Levrack has been featured on the Discovery Channel. Rod Emory Motorsports, the Gas Monkey Garage, West Coast Customs and Griot’s Garage have Levrack systems in their workshops.
But it’s not just such big and well-known companies that have units. Levrack recently sent an 8-foot system to Russell Chester (full disclosure: he’s my son-in-law), who recently moved to a new home that has a separate 24 x 32-foot building for working on classic and collector vehicles.
Russ reports that the unit was delivered on two pallets, and while it helped having a second person there for the erection of the frame, one person could do it alone, and assembling the sliding shelves is a single-person job. However, he does suggest you read the instructions more closely than he did so you don’t put a couple of panels on backwards and then have to remove and reattach them).
On the other hand, he’s already moved the whole rack system from one garage to a newer one on the property.
He also wishes he knew about the Levrack system before he purchased an upright storage cabinet that provides less storage capacity.
“This,” he said of the Levrack system, “is leaps and bounds better.”
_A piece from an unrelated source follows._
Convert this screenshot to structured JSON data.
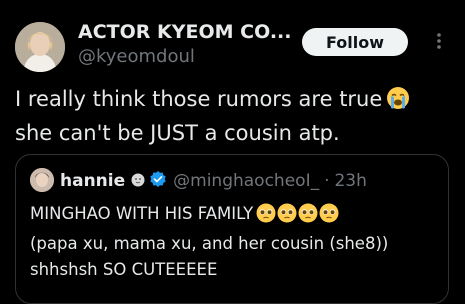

“They’re for anyone who has a space issue,” Ryan Stauffer said, adding that he and A.J. knew auto enthusiasts would be interested, but also have sold units to a variety of crafts people, including woodworkers and people working in various skilled trades.
For additional information, visit the Levrack website.